What to do —
Which lines in the data below contain the word "subject"? Copy each of them.
═════ Entries supplied ═════
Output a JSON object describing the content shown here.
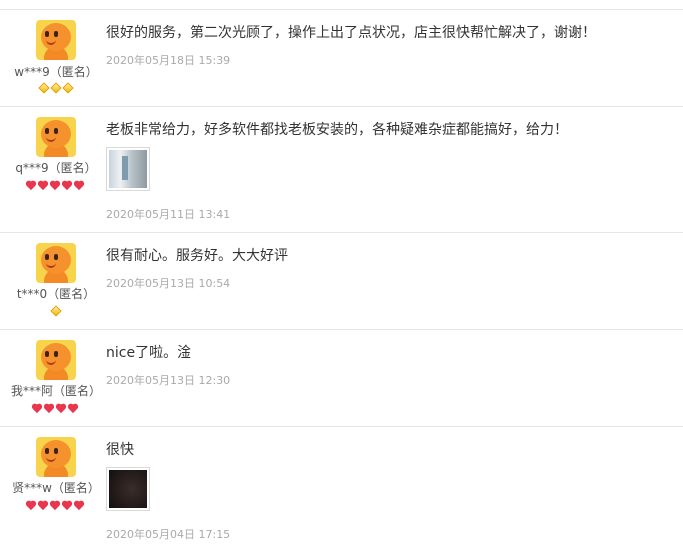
{
  "reviews": [
    {
      "username": "w***9（匿名）",
      "badge_type": "diamond",
      "badge_count": 3,
      "comment": "很好的服务，第二次光顾了，操作上出了点状况，店主很快帮忙解决了，谢谢！",
      "date": "2020年05月18日 15:39",
      "has_image": false
    },
    {
      "username": "q***9（匿名）",
      "badge_type": "heart",
      "badge_count": 5,
      "comment": "老板非常给力，好多软件都找老板安装的，各种疑难杂症都能搞好，给力！",
      "date": "2020年05月11日 13:41",
      "has_image": true
    },
    {
      "username": "t***0（匿名）",
      "badge_type": "diamond",
      "badge_count": 1,
      "comment": "很有耐心。服务好。大大好评",
      "date": "2020年05月13日 10:54",
      "has_image": false
    },
    {
      "username": "我***阿（匿名）",
      "badge_type": "heart",
      "badge_count": 4,
      "comment": "nice了啦。淦",
      "date": "2020年05月13日 12:30",
      "has_image": false
    },
    {
      "username": "贤***w（匿名）",
      "badge_type": "heart",
      "badge_count": 5,
      "comment": "很快",
      "date": "2020年05月04日 17:15",
      "has_image": true
    }
  ],
  "colors": {
    "separator": "#e6e6e6",
    "date": "#aaaaaa",
    "heart_badge": "#e8364e",
    "diamond_badge": "#f5b500"
  }
}
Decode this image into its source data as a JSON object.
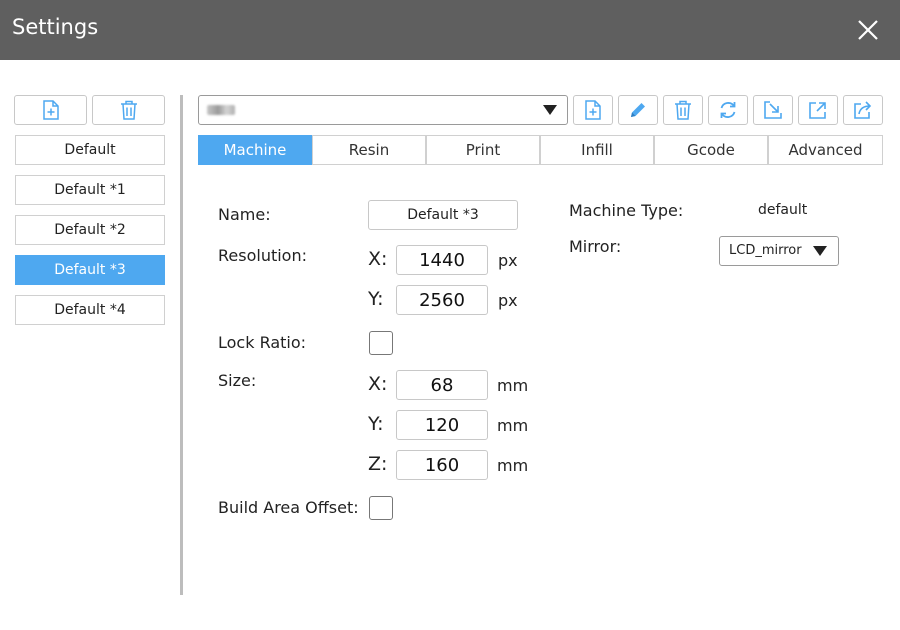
{
  "window": {
    "title": "Settings",
    "close_icon": "close-icon"
  },
  "sidebar": {
    "toolbar": [
      {
        "icon": "new-file-icon"
      },
      {
        "icon": "trash-icon"
      }
    ],
    "profiles": [
      {
        "label": "Default",
        "selected": false
      },
      {
        "label": "Default *1",
        "selected": false
      },
      {
        "label": "Default *2",
        "selected": false
      },
      {
        "label": "Default *3",
        "selected": true
      },
      {
        "label": "Default *4",
        "selected": false
      }
    ]
  },
  "toolbar": {
    "printer_select_value": "",
    "icons": [
      "new-file-icon",
      "pencil-icon",
      "trash-icon",
      "refresh-icon",
      "import-icon",
      "export-icon",
      "share-icon"
    ]
  },
  "tabs": [
    {
      "label": "Machine",
      "active": true
    },
    {
      "label": "Resin",
      "active": false
    },
    {
      "label": "Print",
      "active": false
    },
    {
      "label": "Infill",
      "active": false
    },
    {
      "label": "Gcode",
      "active": false
    },
    {
      "label": "Advanced",
      "active": false
    }
  ],
  "machine": {
    "name_label": "Name:",
    "name_value": "Default *3",
    "resolution_label": "Resolution:",
    "resolution": {
      "x_label": "X:",
      "x_value": "1440",
      "x_unit": "px",
      "y_label": "Y:",
      "y_value": "2560",
      "y_unit": "px"
    },
    "lock_ratio_label": "Lock Ratio:",
    "lock_ratio_checked": false,
    "size_label": "Size:",
    "size": {
      "x_label": "X:",
      "x_value": "68",
      "x_unit": "mm",
      "y_label": "Y:",
      "y_value": "120",
      "y_unit": "mm",
      "z_label": "Z:",
      "z_value": "160",
      "z_unit": "mm"
    },
    "build_area_offset_label": "Build Area Offset:",
    "build_area_offset_checked": false,
    "machine_type_label": "Machine Type:",
    "machine_type_value": "default",
    "mirror_label": "Mirror:",
    "mirror_value": "LCD_mirror"
  },
  "colors": {
    "titlebar": "#5f5f5f",
    "accent": "#4ea8f0",
    "border": "#c8c8c8",
    "divider": "#bdbdbd"
  }
}
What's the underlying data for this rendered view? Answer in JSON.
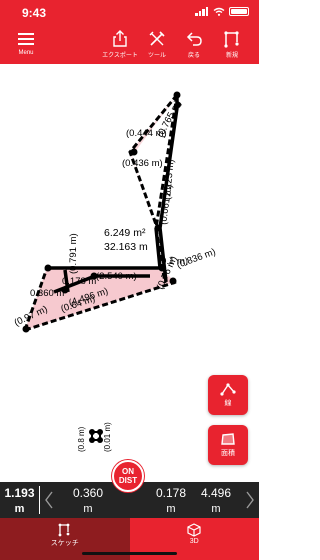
{
  "status_bar": {
    "time": "9:43"
  },
  "toolbar": {
    "menu_label": "Menu",
    "export_label": "エクスポート",
    "tools_label": "ツール",
    "undo_label": "戻る",
    "new_label": "新規"
  },
  "sketch": {
    "area": "6.249 m²",
    "perimeter": "32.163 m",
    "dimension_labels": [
      "(0.444 m)",
      "(0.765 m)",
      "(0.436 m)",
      "(2.223 m)",
      "(0.061 m)",
      "(0.791 m)",
      "(0.836 m)",
      "(0.76 m)",
      "(0.1 m)",
      "(2.540 m)",
      "0.360 m",
      "0.178 m",
      "(0.64 m)",
      "(4.496 m)",
      "(0.97 m)",
      "(0.8 m)",
      "(0.01 m)"
    ]
  },
  "fab": {
    "line_label": "線",
    "area_label": "面積"
  },
  "readout": {
    "current_value": "1.193",
    "current_unit": "m",
    "values": [
      {
        "value": "0.360",
        "unit": "m"
      },
      {
        "value": "0.178",
        "unit": "m"
      },
      {
        "value": "4.496",
        "unit": "m"
      }
    ]
  },
  "ondist": {
    "line1": "ON",
    "line2": "DIST"
  },
  "tabs": {
    "sketch_label": "スケッチ",
    "threed_label": "3D"
  },
  "colors": {
    "brand_red": "#e8232f",
    "dark_red": "#8e1c1f",
    "readout_bg": "#242424",
    "shape_fill": "#f5c6cc"
  }
}
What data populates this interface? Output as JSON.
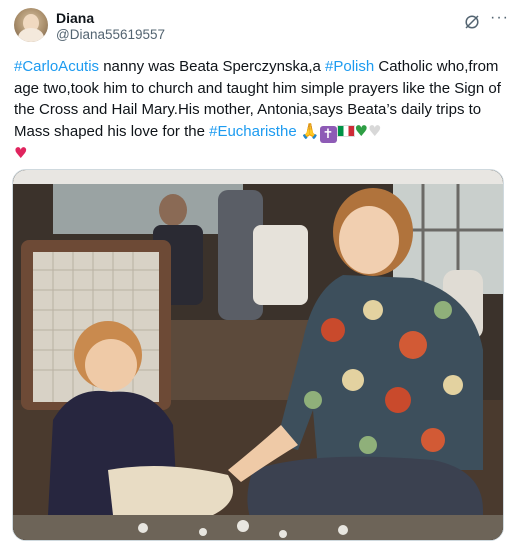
{
  "user": {
    "name": "Diana",
    "handle": "@Diana55619557"
  },
  "header_icons": [
    "grok-icon",
    "more-icon"
  ],
  "more_glyph": "···",
  "tweet": {
    "seg1_tag": "#CarloAcutis",
    "seg2": " nanny was Beata Sperczynska,a ",
    "seg3_tag": "#Polish",
    "seg4": " Catholic who,from age two,took him to church and taught him simple prayers like the Sign of the Cross and Hail Mary.His mother, Antonia,says Beata’s daily trips to Mass shaped his love for the ",
    "seg5_tag": "#Eucharisthe",
    "emoji_pray": "🙏",
    "emoji_cross": "✝",
    "emoji_green_heart": "♥",
    "emoji_white_heart": "♥",
    "emoji_red_heart": "♥"
  },
  "colors": {
    "link": "#1d9bf0",
    "text": "#0f1419",
    "secondary": "#536471"
  },
  "media": {
    "kind": "photo",
    "subject": "woman in floral blouse sitting with young boy in navy sweater on a porch beside a wicker chair"
  }
}
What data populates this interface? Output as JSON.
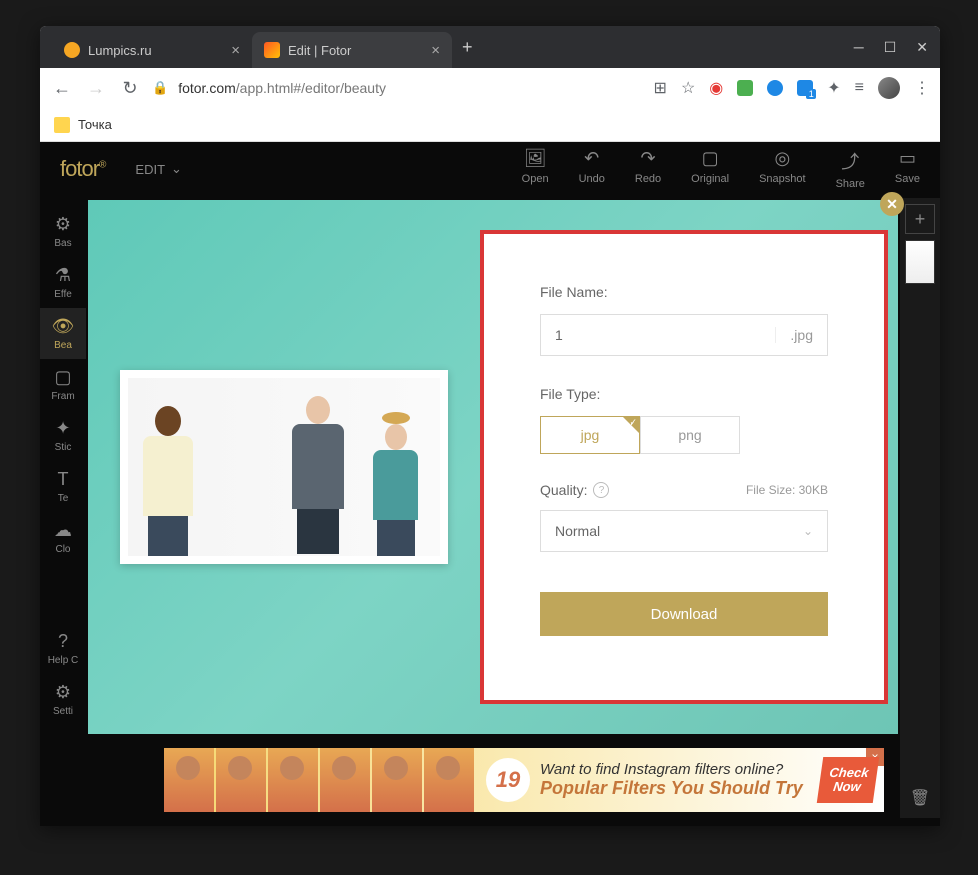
{
  "tabs": [
    {
      "title": "Lumpics.ru",
      "icon_color": "#f5a623"
    },
    {
      "title": "Edit | Fotor",
      "icon_color": "#ff5722"
    }
  ],
  "url": {
    "domain": "fotor.com",
    "path": "/app.html#/editor/beauty"
  },
  "bookmark": "Точка",
  "logo": "fotor",
  "edit_menu": "EDIT",
  "top_tools": [
    {
      "label": "Open"
    },
    {
      "label": "Undo"
    },
    {
      "label": "Redo"
    },
    {
      "label": "Original"
    },
    {
      "label": "Snapshot"
    },
    {
      "label": "Share"
    },
    {
      "label": "Save"
    }
  ],
  "left_tools": [
    {
      "label": "Bas"
    },
    {
      "label": "Effe"
    },
    {
      "label": "Bea"
    },
    {
      "label": "Fram"
    },
    {
      "label": "Stic"
    },
    {
      "label": "Te"
    },
    {
      "label": "Clo"
    },
    {
      "label": "Help C"
    },
    {
      "label": "Setti"
    }
  ],
  "save": {
    "filename_label": "File Name:",
    "filename_value": "1",
    "ext": ".jpg",
    "filetype_label": "File Type:",
    "type_jpg": "jpg",
    "type_png": "png",
    "quality_label": "Quality:",
    "filesize": "File Size: 30KB",
    "quality_value": "Normal",
    "download": "Download"
  },
  "banner": {
    "number": "19",
    "line1": "Want to find Instagram filters online?",
    "line2": "Popular Filters You Should Try",
    "cta1": "Check",
    "cta2": "Now"
  }
}
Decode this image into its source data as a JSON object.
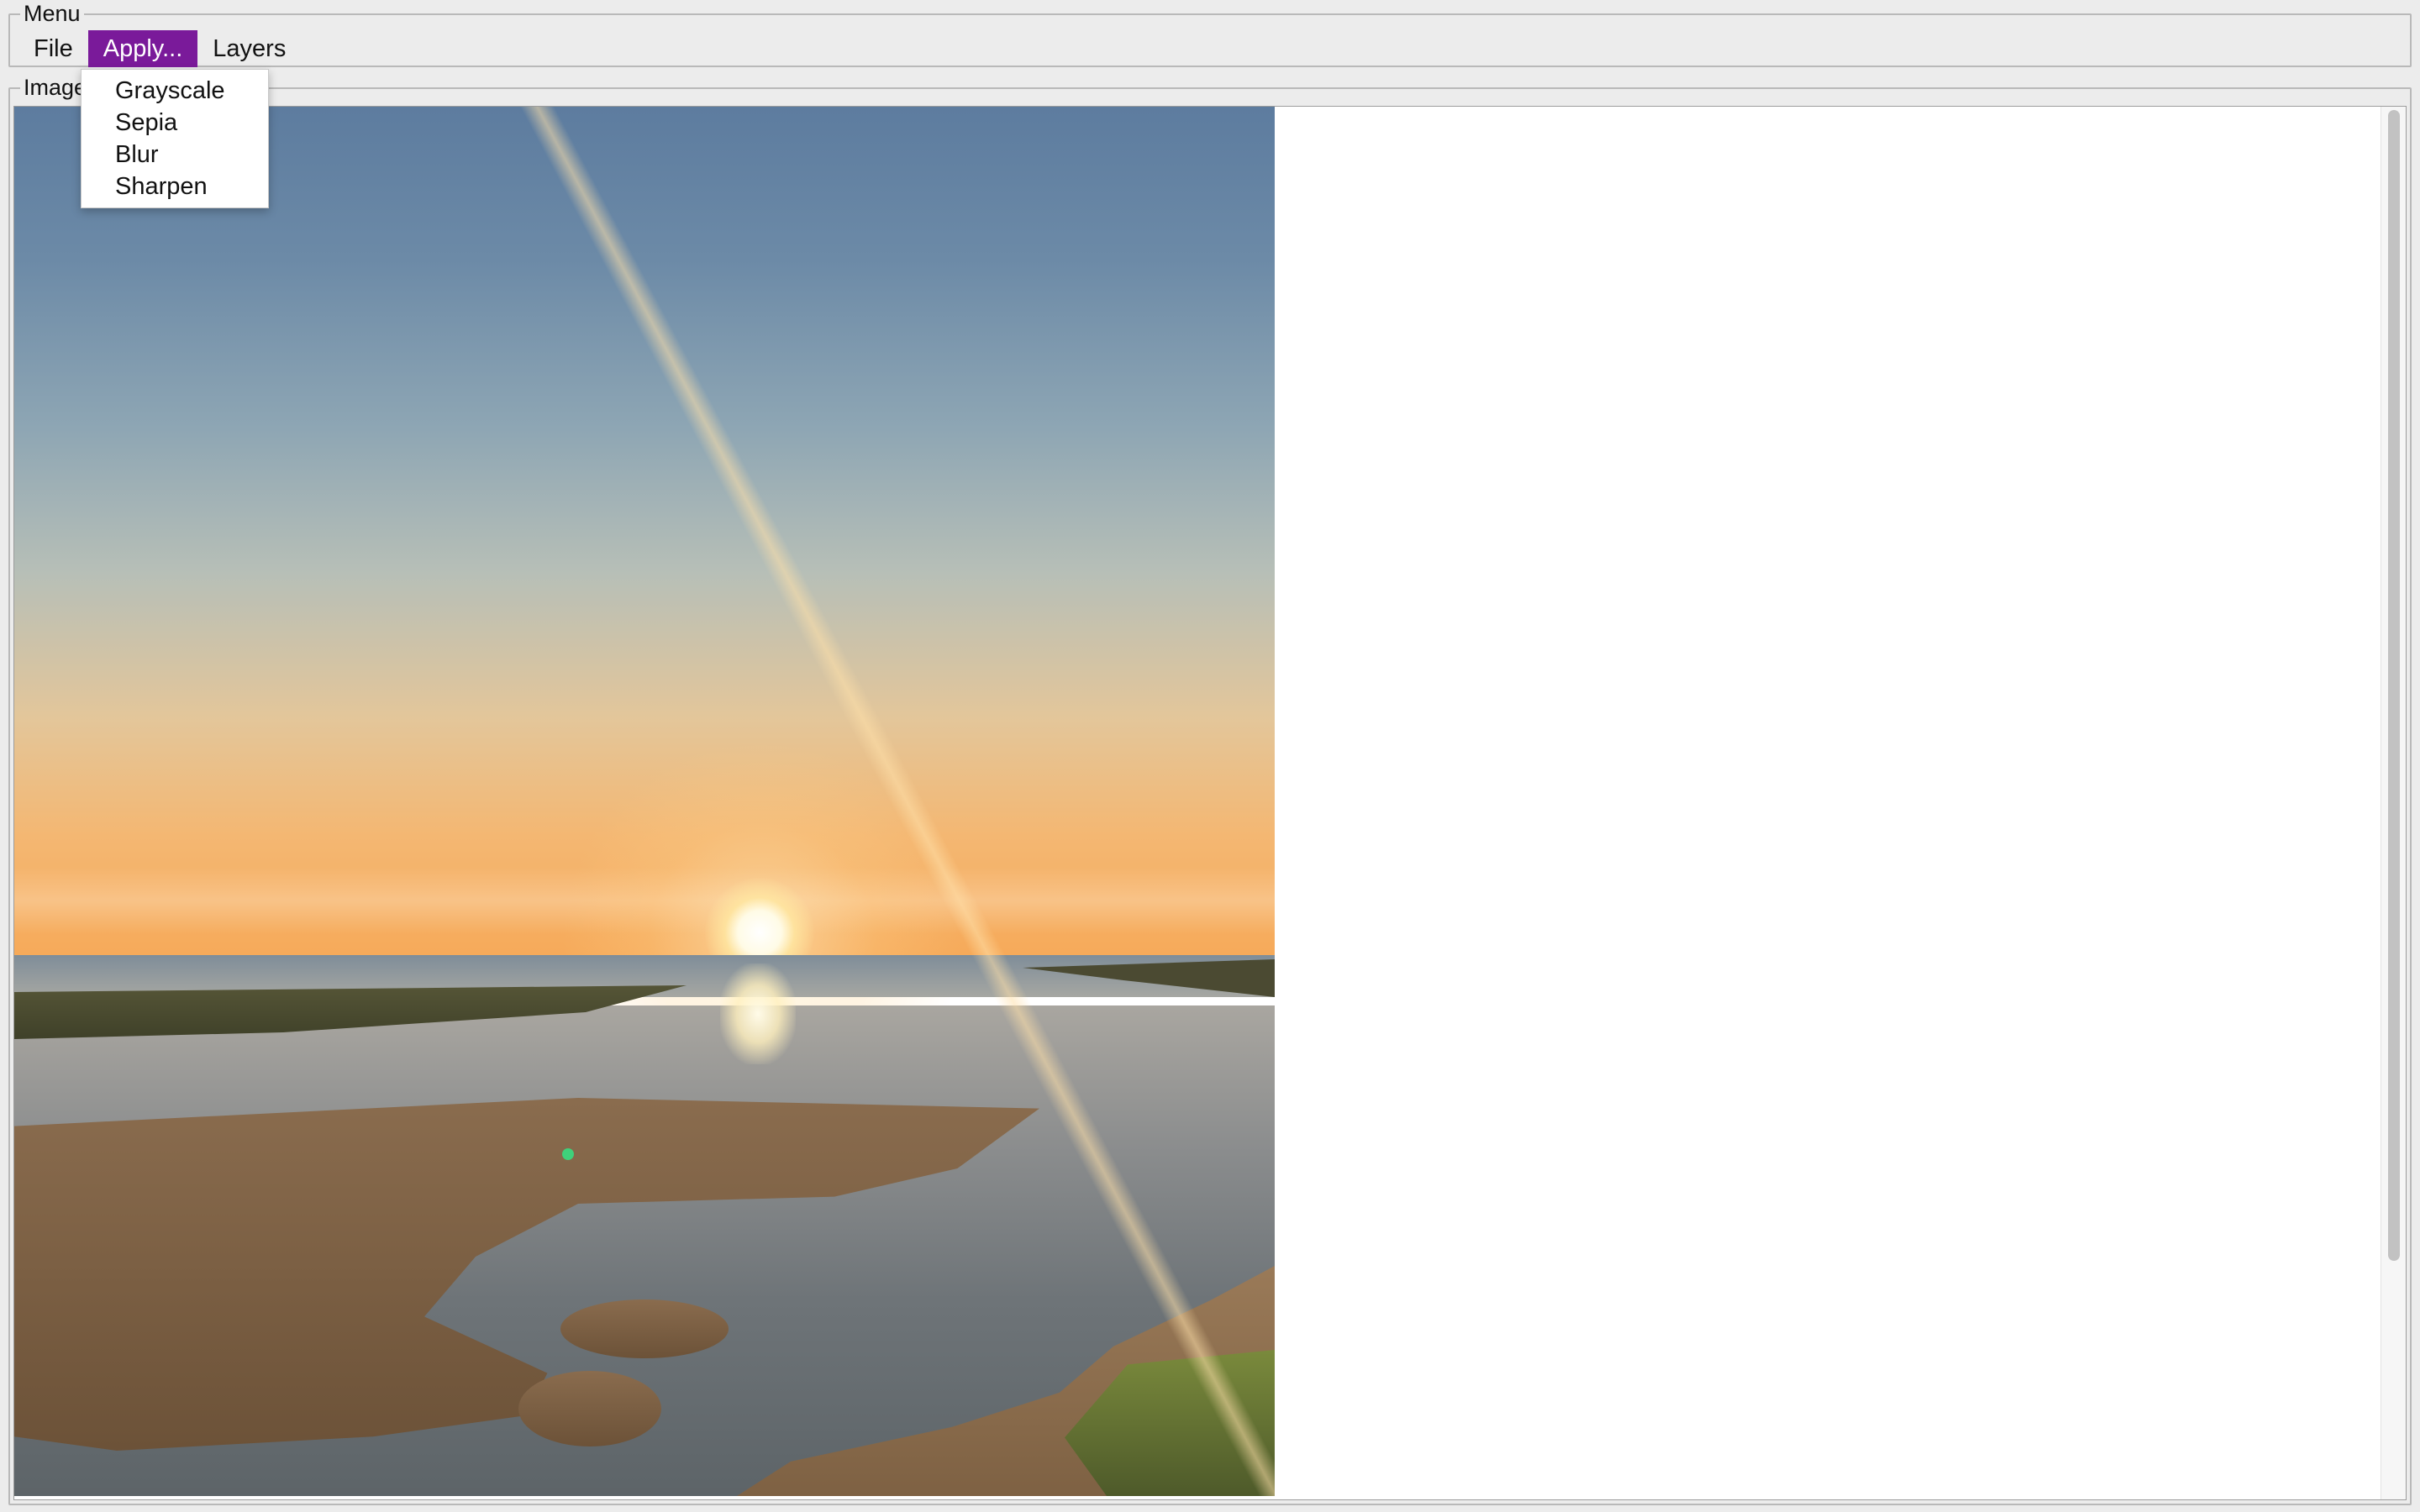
{
  "menu_group": {
    "title": "Menu"
  },
  "menu_bar": {
    "items": [
      {
        "label": "File",
        "active": false
      },
      {
        "label": "Apply...",
        "active": true
      },
      {
        "label": "Layers",
        "active": false
      }
    ]
  },
  "apply_menu": {
    "items": [
      "Grayscale",
      "Sepia",
      "Blur",
      "Sharpen"
    ]
  },
  "image_group": {
    "title": "Image"
  },
  "colors": {
    "menu_active_bg": "#7a1a9a",
    "menu_active_fg": "#ffffff",
    "window_bg": "#ececec",
    "canvas_bg": "#ffffff"
  },
  "photo": {
    "subject": "sunset over tidal flats and beach"
  },
  "scrollbar": {
    "orientation": "vertical"
  }
}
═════
Output for this task —
    "subject": "woman in floral blouse sitting with young boy in navy sweater on a porch beside a wicker chair"
    "subject": "sunset over tidal flats and beach"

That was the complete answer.